■ **About this exercise**
Establish how many lines in the records below include the word "name"; respond with that number only.

BEGIN Material provided

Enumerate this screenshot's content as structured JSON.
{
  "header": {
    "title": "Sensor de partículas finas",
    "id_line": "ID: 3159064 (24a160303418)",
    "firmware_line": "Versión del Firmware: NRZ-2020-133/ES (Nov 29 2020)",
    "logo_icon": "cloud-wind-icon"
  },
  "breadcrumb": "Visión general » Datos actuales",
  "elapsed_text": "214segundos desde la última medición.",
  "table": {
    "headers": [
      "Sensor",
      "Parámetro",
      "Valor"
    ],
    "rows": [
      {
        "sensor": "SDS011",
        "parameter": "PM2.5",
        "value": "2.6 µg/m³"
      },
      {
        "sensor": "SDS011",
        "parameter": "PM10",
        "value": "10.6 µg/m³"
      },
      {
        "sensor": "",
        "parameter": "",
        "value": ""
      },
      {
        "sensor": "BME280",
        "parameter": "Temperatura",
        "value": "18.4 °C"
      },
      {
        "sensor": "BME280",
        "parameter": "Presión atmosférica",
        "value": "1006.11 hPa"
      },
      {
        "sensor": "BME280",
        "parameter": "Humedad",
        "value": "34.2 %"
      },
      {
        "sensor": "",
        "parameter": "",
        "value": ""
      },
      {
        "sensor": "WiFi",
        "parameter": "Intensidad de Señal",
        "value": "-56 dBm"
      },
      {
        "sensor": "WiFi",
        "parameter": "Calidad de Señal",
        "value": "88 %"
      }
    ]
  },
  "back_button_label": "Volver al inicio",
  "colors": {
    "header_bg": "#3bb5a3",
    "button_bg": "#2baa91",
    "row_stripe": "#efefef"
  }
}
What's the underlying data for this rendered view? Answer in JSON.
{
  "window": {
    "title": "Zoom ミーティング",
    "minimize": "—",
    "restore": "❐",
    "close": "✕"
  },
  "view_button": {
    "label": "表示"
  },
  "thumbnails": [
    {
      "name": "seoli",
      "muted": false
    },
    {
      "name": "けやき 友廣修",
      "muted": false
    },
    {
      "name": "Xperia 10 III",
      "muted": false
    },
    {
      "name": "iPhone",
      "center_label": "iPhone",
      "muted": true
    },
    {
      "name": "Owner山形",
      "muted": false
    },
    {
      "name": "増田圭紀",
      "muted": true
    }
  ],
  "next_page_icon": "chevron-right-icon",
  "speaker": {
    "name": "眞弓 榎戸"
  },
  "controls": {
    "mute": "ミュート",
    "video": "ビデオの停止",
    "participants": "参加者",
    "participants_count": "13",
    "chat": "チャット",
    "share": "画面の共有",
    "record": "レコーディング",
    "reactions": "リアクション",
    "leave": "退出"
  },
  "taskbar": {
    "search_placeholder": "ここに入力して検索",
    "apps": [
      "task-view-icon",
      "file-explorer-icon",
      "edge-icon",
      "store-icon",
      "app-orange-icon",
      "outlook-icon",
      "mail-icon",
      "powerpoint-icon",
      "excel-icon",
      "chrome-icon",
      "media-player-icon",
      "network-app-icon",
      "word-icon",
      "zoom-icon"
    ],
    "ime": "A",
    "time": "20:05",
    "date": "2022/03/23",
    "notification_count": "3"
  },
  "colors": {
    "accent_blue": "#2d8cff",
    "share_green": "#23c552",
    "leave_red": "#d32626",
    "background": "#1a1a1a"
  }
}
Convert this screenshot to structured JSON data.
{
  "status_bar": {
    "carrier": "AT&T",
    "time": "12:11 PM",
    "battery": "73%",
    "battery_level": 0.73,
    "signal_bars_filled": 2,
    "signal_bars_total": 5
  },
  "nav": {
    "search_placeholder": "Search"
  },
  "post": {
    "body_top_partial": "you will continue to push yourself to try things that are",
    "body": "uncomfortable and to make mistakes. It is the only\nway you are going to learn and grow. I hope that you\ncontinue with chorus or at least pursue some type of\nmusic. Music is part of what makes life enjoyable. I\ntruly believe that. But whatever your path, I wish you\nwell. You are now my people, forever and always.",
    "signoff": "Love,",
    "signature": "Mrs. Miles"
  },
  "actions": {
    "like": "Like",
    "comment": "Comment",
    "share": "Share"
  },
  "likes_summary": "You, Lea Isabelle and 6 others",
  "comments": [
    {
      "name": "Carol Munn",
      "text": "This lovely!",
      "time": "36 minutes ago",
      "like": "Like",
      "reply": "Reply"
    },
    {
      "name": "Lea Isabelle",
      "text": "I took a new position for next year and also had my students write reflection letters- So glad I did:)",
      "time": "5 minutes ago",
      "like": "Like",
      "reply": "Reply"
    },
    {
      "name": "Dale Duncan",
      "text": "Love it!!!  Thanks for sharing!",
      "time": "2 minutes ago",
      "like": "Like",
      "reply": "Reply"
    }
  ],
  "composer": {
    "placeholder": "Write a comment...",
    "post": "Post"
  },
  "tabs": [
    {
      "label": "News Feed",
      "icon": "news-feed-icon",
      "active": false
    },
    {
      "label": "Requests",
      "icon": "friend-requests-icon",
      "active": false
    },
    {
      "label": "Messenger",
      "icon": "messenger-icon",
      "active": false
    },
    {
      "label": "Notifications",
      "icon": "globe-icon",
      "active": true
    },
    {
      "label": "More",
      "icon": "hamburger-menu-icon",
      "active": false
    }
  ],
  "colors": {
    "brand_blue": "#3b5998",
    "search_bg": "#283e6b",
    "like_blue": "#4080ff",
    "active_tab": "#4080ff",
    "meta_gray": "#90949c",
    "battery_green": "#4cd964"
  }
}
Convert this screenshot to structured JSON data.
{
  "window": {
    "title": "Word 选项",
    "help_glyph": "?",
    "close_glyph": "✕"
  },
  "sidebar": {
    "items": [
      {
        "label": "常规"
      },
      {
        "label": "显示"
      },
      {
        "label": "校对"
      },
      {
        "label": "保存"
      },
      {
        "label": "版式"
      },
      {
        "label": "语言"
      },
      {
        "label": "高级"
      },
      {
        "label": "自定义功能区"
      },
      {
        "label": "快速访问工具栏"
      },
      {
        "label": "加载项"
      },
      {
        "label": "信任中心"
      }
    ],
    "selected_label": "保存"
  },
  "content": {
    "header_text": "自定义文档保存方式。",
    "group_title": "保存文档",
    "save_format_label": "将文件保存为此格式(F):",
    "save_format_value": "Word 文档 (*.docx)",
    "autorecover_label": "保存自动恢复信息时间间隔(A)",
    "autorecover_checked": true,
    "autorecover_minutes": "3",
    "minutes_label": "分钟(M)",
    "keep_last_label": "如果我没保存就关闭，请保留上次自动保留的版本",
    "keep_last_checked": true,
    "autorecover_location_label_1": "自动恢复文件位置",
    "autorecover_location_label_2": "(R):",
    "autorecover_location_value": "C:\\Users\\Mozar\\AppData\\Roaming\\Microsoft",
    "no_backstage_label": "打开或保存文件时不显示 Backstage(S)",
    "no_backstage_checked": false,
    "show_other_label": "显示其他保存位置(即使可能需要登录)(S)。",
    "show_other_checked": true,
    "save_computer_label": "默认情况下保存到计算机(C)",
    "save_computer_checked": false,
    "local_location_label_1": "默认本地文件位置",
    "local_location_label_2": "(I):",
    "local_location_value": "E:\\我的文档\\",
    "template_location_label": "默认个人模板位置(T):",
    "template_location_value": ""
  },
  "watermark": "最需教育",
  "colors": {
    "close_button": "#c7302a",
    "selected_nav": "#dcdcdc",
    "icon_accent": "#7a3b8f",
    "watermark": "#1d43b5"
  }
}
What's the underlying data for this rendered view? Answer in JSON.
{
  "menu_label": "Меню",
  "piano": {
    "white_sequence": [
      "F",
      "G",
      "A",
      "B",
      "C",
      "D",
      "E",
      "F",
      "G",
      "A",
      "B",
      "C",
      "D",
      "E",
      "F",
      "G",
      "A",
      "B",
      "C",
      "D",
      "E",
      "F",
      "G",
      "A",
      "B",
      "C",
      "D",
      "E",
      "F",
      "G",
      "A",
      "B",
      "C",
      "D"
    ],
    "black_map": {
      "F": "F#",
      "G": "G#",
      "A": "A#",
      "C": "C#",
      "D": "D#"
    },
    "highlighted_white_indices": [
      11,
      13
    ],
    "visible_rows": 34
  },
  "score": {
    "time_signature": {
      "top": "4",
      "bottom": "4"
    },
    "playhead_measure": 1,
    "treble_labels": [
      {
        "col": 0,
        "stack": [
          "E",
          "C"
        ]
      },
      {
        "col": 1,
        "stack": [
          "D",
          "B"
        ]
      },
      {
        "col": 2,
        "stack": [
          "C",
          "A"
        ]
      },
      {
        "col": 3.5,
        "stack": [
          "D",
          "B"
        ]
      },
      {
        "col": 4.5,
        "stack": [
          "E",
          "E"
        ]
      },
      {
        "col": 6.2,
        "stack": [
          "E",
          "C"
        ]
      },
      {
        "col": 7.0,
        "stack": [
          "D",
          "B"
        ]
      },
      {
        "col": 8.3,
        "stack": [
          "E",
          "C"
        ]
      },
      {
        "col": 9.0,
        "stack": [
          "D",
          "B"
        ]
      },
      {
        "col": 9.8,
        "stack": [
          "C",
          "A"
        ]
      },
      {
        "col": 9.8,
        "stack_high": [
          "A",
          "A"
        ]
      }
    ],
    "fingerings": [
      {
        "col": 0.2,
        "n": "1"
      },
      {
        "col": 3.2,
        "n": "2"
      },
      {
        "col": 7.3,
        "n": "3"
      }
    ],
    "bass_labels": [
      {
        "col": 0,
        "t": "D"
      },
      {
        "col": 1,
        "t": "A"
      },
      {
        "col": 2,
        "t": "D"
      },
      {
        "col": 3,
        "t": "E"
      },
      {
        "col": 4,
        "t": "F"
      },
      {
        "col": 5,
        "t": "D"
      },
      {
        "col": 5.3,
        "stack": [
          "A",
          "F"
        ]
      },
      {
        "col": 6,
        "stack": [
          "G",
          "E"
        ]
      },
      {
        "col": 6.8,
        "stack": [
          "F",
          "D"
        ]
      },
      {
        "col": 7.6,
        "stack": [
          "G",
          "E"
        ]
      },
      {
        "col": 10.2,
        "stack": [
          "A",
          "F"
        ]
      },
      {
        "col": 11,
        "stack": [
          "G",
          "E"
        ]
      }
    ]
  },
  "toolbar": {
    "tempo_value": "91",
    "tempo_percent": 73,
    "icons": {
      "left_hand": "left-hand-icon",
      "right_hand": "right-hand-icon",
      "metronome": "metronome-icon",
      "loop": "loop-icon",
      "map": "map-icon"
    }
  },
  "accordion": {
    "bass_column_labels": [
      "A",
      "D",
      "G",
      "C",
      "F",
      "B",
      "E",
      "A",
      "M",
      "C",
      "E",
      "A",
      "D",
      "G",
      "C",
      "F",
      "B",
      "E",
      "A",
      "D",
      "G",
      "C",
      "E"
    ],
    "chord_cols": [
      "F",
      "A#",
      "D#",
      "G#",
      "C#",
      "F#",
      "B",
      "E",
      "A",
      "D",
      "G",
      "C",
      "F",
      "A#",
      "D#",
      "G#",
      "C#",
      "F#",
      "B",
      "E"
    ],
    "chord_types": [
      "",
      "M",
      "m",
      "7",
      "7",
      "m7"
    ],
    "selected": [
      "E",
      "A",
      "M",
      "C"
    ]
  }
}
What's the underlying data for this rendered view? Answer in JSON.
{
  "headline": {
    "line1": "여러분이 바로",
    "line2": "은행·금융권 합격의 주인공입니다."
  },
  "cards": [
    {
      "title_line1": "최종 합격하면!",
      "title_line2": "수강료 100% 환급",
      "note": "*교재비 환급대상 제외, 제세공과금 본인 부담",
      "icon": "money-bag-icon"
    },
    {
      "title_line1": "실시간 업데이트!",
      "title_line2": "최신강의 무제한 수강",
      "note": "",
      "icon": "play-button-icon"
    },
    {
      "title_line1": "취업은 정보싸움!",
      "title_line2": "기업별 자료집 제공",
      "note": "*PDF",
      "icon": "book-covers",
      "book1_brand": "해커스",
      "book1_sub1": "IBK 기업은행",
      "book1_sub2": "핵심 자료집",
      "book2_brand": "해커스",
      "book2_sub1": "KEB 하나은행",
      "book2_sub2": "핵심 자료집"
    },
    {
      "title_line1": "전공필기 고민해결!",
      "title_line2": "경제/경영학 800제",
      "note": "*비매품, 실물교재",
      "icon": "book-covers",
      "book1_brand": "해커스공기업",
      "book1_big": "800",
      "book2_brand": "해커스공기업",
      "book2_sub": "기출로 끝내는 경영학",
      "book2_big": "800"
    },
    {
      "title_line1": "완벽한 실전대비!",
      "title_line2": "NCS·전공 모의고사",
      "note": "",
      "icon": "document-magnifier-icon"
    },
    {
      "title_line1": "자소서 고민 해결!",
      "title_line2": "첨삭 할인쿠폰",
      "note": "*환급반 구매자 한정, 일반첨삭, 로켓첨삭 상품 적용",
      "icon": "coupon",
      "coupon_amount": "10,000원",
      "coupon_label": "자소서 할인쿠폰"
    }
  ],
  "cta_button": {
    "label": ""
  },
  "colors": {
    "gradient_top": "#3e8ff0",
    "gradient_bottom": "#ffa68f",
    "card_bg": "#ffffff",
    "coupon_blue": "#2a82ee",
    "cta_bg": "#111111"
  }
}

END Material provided

■ **Output**
10